- **Collection entries**
++++++++

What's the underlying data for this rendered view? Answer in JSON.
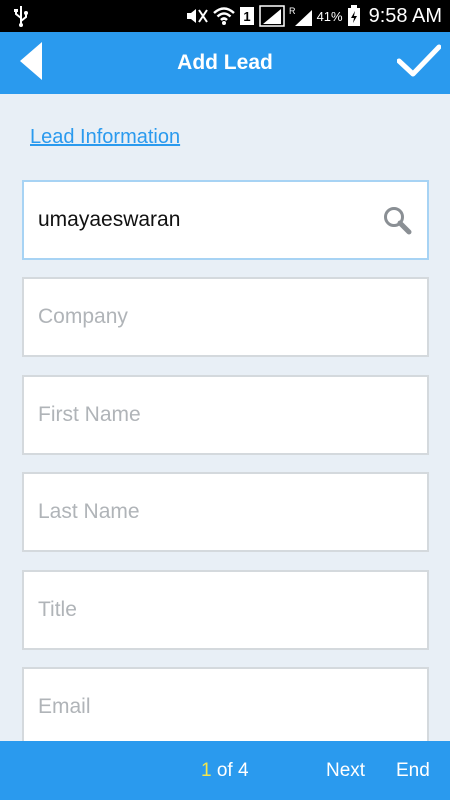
{
  "status_bar": {
    "battery_percent": "41%",
    "time": "9:58 AM",
    "icons": [
      "usb-icon",
      "mute-icon",
      "wifi-icon",
      "sim-1-icon",
      "signal-icon",
      "roaming-signal-icon",
      "battery-charging-icon"
    ]
  },
  "app_bar": {
    "title": "Add Lead",
    "back_icon": "back-arrow-icon",
    "save_icon": "checkmark-icon"
  },
  "form": {
    "section_title": "Lead Information",
    "fields": [
      {
        "name": "owner",
        "value": "umayaeswaran",
        "placeholder": ""
      },
      {
        "name": "company",
        "value": "",
        "placeholder": "Company"
      },
      {
        "name": "first_name",
        "value": "",
        "placeholder": "First Name"
      },
      {
        "name": "last_name",
        "value": "",
        "placeholder": "Last Name"
      },
      {
        "name": "title",
        "value": "",
        "placeholder": "Title"
      },
      {
        "name": "email",
        "value": "",
        "placeholder": "Email"
      }
    ]
  },
  "pager": {
    "current": "1",
    "suffix": " of 4",
    "next_label": "Next",
    "end_label": "End"
  },
  "colors": {
    "accent": "#2a9aee",
    "background": "#e8eff6",
    "current_page": "#f4e64a"
  }
}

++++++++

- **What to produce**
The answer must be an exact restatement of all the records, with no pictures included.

- **Solution**
What's the underlying data for this rendered view? Answer in JSON.
{
  "status_bar": {
    "battery_percent": "41%",
    "time": "9:58 AM",
    "icons": [
      "usb-icon",
      "mute-icon",
      "wifi-icon",
      "sim-1-icon",
      "signal-icon",
      "roaming-signal-icon",
      "battery-charging-icon"
    ]
  },
  "app_bar": {
    "title": "Add Lead",
    "back_icon": "back-arrow-icon",
    "save_icon": "checkmark-icon"
  },
  "form": {
    "section_title": "Lead Information",
    "fields": [
      {
        "name": "owner",
        "value": "umayaeswaran",
        "placeholder": ""
      },
      {
        "name": "company",
        "value": "",
        "placeholder": "Company"
      },
      {
        "name": "first_name",
        "value": "",
        "placeholder": "First Name"
      },
      {
        "name": "last_name",
        "value": "",
        "placeholder": "Last Name"
      },
      {
        "name": "title",
        "value": "",
        "placeholder": "Title"
      },
      {
        "name": "email",
        "value": "",
        "placeholder": "Email"
      }
    ]
  },
  "pager": {
    "current": "1",
    "suffix": " of 4",
    "next_label": "Next",
    "end_label": "End"
  },
  "colors": {
    "accent": "#2a9aee",
    "background": "#e8eff6",
    "current_page": "#f4e64a"
  }
}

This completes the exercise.